*Input material*.
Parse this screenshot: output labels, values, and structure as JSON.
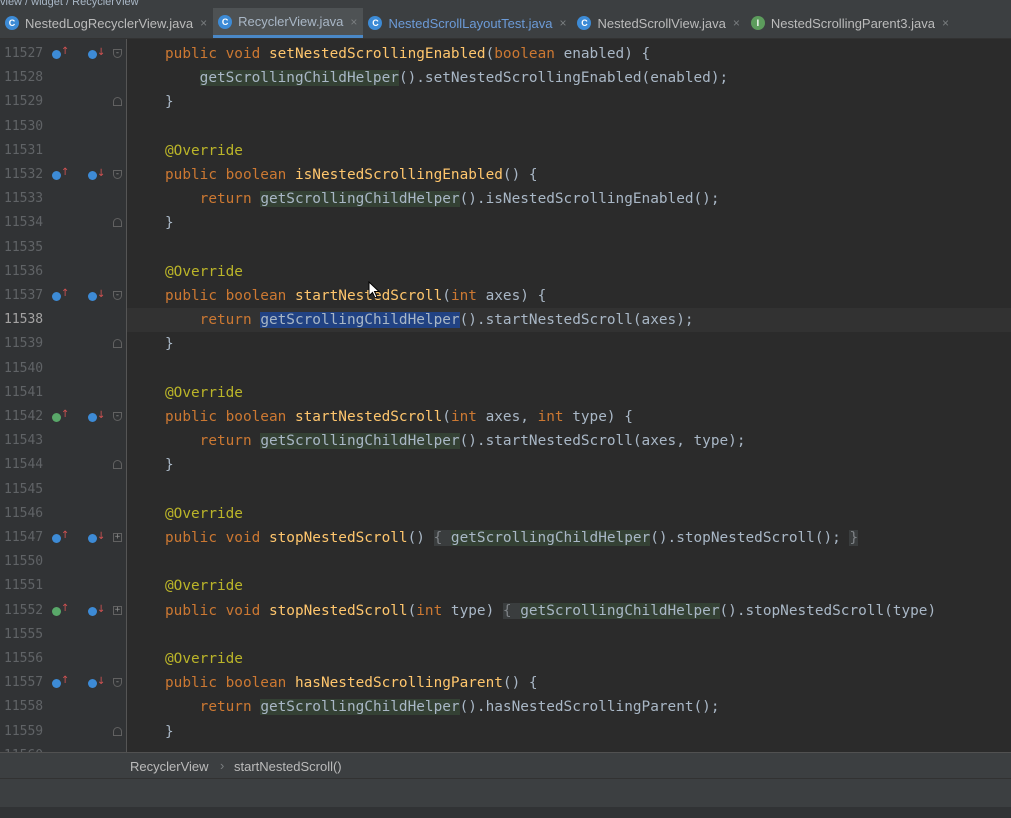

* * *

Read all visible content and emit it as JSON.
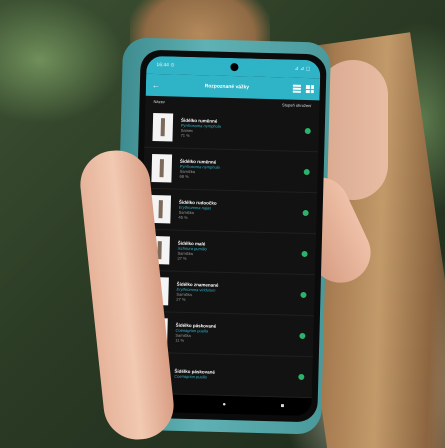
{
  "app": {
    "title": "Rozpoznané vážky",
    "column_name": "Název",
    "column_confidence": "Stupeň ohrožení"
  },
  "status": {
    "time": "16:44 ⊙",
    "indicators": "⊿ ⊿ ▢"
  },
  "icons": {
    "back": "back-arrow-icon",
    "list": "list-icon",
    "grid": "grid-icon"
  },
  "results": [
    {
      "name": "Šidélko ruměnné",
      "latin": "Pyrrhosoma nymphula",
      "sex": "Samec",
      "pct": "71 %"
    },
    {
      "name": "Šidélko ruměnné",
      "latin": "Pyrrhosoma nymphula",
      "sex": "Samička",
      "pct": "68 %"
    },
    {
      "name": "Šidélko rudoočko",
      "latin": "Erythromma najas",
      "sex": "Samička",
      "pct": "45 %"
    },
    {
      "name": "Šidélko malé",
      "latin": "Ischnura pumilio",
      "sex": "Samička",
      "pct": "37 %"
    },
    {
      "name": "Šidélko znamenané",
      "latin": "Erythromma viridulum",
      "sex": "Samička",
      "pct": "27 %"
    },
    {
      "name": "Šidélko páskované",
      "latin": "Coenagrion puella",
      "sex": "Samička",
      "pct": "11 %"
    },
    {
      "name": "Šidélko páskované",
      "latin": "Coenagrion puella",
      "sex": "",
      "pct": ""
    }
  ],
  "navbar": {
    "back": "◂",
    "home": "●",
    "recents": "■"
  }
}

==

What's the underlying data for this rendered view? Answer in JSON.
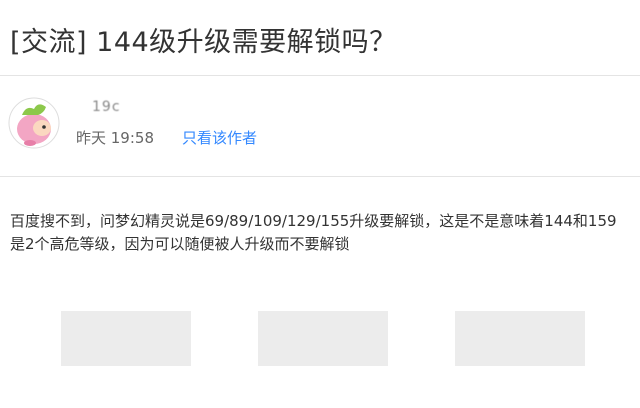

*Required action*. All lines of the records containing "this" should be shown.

*Your solution*.
Parse this screenshot: output labels, values, and structure as JSON.
What's the underlying data for this rendered view? Answer in JSON.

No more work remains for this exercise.